And apparently, it seems that the latest announcement from AMD is about to bring driver support in the Linux kernel to newer heights, especially where AMD-based GPUs are concerned. This is because the company has posted a job listing on its website in which it specifically calls for experienced Android and Linux developers to apply for the position of a Linux Driver Development Engineer.
According to the listing, the prospective engineer will be working with the Linux Base Graphics team, to deliver an updated video driver stack that can be used on the Android operating system while keeping "in line with the current development trends in the Android ecosystem". The posting also goes on to say that the applicant will need to be proficient in various programming languages such as C/C++, although it was the requirement about needing at least three years in kernel-mode driver development which caught our eye, and for good reason.
Most Linux users with AMD graphics cards will be fully aware that there exists two drivers for use with their hardware: the open-source radeon (or radeonhd) and AMD's proprietary fglrx.

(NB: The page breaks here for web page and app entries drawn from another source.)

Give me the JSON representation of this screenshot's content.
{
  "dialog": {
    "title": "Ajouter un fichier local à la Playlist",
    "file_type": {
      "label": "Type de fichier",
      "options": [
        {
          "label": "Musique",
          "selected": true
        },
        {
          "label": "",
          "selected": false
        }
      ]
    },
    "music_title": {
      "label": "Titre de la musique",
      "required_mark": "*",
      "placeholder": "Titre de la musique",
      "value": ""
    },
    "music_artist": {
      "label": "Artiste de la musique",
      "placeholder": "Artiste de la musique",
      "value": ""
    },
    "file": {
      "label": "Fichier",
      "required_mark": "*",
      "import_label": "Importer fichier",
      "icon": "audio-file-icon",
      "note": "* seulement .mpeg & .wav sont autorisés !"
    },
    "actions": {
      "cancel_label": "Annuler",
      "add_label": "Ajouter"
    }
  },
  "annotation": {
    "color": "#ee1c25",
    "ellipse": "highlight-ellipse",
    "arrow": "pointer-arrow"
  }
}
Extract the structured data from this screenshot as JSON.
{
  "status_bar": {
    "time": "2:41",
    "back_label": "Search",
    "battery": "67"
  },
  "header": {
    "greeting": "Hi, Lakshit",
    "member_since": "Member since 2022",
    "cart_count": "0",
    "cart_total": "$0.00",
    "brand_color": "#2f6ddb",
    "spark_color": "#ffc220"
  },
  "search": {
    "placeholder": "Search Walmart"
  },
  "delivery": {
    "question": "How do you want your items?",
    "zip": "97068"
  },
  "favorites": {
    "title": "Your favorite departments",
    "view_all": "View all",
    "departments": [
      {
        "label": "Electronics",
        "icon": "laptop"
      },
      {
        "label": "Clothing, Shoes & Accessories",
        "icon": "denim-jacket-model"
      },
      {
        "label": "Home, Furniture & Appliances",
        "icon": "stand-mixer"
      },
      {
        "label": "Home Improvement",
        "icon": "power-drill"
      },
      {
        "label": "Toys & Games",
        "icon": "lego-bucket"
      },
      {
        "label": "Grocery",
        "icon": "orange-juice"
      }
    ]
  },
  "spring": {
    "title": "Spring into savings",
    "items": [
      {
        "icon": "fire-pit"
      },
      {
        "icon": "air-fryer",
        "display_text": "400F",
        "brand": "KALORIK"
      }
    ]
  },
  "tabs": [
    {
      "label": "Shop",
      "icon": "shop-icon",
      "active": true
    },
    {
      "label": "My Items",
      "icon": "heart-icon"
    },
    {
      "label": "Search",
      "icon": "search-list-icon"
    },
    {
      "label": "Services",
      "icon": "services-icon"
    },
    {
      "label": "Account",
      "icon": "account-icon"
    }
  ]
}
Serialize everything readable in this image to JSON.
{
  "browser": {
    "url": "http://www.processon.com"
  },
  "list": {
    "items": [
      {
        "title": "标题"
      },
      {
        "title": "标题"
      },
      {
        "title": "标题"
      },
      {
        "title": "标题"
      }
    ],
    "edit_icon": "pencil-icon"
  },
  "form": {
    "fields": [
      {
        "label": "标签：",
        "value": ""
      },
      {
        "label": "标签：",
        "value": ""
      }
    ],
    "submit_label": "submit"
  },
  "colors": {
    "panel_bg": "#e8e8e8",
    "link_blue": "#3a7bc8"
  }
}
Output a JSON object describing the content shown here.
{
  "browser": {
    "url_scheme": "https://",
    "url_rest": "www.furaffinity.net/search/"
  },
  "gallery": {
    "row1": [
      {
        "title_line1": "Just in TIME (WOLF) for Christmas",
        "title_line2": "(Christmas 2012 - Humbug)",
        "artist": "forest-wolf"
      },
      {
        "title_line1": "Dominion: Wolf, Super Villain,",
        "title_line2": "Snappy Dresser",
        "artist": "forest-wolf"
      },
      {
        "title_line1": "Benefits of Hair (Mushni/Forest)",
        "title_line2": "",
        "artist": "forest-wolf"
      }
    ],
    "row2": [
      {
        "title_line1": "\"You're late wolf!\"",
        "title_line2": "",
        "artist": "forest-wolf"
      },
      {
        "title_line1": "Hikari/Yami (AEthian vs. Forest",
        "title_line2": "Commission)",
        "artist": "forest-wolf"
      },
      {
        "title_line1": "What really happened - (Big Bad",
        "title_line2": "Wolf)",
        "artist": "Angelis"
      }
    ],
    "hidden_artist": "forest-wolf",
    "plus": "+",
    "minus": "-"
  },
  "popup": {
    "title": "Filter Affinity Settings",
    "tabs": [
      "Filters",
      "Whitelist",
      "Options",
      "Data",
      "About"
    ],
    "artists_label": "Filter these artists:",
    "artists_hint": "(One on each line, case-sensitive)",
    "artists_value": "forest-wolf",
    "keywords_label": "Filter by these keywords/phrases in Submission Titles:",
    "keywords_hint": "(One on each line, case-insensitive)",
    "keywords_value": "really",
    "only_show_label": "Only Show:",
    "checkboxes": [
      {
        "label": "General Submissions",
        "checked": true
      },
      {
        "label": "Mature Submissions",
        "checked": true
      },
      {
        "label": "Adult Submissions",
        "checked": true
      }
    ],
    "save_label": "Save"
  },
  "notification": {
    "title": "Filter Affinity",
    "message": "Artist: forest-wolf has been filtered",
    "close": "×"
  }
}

While it is widely known that the open-source radeon driver is completely left behind in the dust when compared to the proprietary fglrx driver module provided by AMD in terms of supported hardware and performance, radeon also boasts a key advantage that fglrx has failed to match for years: the ability to run in kernel-mode (aka KMS). And since AMD has already committed itself to fglrx, it is highly possible that the entire Linux Base Graphics team may be working to bring KMS capabilities to fglrx in order to make it more portable around various Linux-based OS. At the least, this will be more efficient than producing a completely new driver stack for what is essentially another distribution of Linux.
And because newer, more visually-appealing display managers such as the much-talked about Wayland mandate the use of KMS drivers, being able to make the entire fglrx driver stack kernel-mode compatible will not only make the driver more portable, but more futureproof as well. In the unlikely event that desktop Linux distributions eventually decide to drop the X Window system in favor of something else like Wayland, a KMS-capable fglrx driver stack will allow users to transition from one display manager to another with minimal hiccup to their productivity.
Of course, this is nothing more than just speculation on the outcome of fglrx now that AMD has decided to evolve its driver stack in order to allow the company to get into the whole Android game, and it could be possible that we are just reading too much into the job requirements. Well, one can only wait and see.